Fifty-plus years later, it seems clearly so still. Certainly that memory has revisited as often as any from my childhood, or since. Have you ever known a space when time stood motionless? When some unknown awe brought eternity almost near enough to touch? Where all about the present was suspended; you feel, if you cannot see, the Hand that created the vision before you? Yeah, it was that kind of moment. Perhaps these days it would be called an epiphany.
And so it is - perhaps every child thinks their time at “Grandma’s House” is magical beyond definition. But this well remembered prospect is simply too down-to-earth to be mere magic. I could not, in a lifetime, describe that Sunday morning image from the upstairs window, because remembering is itself a baptism that stirs countless ripples all the way through the years and through my heart.
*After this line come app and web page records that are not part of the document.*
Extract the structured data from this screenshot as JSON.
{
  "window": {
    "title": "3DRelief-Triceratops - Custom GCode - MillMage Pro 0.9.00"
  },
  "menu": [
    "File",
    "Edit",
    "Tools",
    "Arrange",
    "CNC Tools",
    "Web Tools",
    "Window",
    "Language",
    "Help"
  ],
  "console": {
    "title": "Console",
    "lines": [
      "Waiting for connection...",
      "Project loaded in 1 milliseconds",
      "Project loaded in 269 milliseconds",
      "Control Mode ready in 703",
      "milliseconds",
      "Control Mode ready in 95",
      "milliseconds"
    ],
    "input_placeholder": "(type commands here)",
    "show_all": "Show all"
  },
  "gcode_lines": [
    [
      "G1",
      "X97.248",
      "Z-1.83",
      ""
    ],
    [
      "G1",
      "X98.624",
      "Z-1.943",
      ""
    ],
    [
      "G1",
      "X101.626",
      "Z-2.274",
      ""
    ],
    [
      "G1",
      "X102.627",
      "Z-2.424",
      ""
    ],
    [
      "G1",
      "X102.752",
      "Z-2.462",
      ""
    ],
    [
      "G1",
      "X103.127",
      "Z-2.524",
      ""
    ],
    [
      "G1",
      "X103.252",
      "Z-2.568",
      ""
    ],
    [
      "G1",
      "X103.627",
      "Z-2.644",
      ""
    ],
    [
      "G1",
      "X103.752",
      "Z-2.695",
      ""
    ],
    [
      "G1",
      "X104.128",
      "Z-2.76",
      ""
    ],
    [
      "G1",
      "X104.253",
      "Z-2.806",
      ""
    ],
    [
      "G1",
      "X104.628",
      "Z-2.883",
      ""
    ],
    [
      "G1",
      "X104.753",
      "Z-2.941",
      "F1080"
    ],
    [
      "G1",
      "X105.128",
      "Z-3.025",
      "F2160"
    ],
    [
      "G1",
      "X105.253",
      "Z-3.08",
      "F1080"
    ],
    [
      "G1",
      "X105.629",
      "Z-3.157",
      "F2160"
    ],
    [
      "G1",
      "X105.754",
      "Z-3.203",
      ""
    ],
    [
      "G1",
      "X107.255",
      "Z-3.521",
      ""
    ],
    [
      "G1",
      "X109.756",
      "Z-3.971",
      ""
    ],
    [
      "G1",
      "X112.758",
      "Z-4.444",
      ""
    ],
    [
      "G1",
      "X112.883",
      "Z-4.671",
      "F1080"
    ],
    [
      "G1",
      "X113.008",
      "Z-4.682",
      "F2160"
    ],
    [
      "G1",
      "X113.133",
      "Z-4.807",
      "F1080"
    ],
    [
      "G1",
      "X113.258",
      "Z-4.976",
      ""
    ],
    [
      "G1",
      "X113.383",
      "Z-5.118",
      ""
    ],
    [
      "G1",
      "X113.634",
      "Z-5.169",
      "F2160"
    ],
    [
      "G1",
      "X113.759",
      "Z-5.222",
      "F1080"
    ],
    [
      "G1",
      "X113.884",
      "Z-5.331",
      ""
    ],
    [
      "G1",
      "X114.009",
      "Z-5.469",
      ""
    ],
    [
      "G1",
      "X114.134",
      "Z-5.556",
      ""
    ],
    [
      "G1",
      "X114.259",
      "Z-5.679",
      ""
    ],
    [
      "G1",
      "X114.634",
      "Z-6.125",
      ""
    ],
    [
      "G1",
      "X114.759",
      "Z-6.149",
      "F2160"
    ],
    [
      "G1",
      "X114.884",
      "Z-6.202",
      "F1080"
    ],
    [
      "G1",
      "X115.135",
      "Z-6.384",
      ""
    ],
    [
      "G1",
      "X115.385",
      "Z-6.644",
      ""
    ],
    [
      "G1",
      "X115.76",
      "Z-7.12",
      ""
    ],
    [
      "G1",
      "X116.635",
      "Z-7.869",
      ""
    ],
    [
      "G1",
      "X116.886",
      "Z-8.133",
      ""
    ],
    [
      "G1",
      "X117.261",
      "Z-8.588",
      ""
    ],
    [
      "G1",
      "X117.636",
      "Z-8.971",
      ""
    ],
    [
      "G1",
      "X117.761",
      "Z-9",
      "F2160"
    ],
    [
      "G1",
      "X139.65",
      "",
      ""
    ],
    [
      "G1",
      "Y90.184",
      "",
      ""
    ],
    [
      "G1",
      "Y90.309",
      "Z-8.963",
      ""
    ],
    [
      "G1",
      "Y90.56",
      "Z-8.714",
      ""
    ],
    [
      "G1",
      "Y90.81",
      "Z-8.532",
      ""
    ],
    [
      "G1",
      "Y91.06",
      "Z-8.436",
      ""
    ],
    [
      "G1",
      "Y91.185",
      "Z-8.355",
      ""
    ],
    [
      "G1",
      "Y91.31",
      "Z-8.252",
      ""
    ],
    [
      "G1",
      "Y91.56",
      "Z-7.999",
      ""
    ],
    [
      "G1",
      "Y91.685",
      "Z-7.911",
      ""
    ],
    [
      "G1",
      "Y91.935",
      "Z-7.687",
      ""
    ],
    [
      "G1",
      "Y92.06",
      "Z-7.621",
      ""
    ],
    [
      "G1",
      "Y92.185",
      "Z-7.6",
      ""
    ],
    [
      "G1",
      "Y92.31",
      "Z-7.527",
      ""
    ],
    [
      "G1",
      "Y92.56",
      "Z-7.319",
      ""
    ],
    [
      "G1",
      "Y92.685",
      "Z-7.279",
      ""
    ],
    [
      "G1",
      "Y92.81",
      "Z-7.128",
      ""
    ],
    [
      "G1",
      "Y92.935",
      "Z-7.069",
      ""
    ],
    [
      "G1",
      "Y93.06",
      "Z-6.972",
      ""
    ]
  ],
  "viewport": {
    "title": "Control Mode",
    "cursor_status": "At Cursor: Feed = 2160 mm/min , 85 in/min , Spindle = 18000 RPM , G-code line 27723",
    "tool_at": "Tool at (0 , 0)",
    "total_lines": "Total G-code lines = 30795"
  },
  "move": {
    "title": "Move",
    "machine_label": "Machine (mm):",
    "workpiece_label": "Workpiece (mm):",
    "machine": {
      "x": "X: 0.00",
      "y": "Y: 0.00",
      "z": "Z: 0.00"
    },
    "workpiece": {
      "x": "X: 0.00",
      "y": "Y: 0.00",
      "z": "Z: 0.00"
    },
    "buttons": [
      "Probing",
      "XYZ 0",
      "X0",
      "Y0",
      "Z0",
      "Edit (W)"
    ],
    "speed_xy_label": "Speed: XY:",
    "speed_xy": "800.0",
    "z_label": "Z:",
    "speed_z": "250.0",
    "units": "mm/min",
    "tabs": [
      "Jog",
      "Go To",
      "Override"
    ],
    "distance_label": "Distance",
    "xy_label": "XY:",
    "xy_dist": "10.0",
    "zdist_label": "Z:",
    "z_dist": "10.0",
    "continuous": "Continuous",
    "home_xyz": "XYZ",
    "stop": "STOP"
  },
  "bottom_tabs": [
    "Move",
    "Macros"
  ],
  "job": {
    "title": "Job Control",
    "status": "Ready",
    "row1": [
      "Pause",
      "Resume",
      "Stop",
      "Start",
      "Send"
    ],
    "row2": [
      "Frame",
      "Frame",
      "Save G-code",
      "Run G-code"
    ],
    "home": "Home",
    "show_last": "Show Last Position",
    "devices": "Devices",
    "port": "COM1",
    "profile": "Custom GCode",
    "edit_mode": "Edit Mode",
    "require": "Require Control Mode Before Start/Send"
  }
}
Allow me to connect a few dots…
Ah, the excitement of a weekend on Tanner; staying at Grandma and Grandpa Miller’s, visiting with aunts, uncles, cousins; looking forward to unannounced kin dropping by. What wonderful people live in my family tree! What we all knew first – humble, genuine living. Easy – never; faithful – ever! It is doubtful our relatives ever thought or imagined at the time how unique and special they were. Maybe I couldn’t guess either, but I loved them all dearly even in my ignorance.
How natural to begin by peering out the upstairs window and then review the ripples swirling all around.
Look down that road! Close your eyes and see:
• Grandpa’s hands and Grandma’s hair
• Aunt Minnie’s smile, when she first brought her boys to visit
• The uncles’ tall shadows across the grass
• Cars slowing down for holes/puddles as they drive the road
• Haystacks in the meadows and on the hillsides
• Folks walking to church in pretty weather
Stand still and call back the sounds:
• Grandpa’s foot tapping out time as he sang on the porch
• Grandma’s laughter
• The neighbor’s friendly “har-ree.”
• The dasher’s clap when butter was a-churning.
• Fresh milk hitting an empty pail and kittens mewing for their share
• The back door banging and potato peelings landing in the slop bucket
• Chairs scooting under the table when the hands came in for dinner
Breathe deeply; absorb the home-bred aromas:
• Breakfast biscuits and supper cornbread
• Sizzling pork chops or fried chicken
• New-mown hay
• Wisteria and lilacs
• The woods after a rain.
And (for the very brave) set your taste buds back on:
• Black walnuts
• Creamed tomatoes
• New potatoes
• Corn on the cob
• Pickled beans
• Real molasses and just pulled taffy
A stroll down memory lane may begin with a single snapshot of mind. I do remember most of these things…or remember my Mom’s memory. The rest we will just chalk up to dreamy imagination; for I think Tanner is a place that lends itself to most pleasant dreams and remembrances.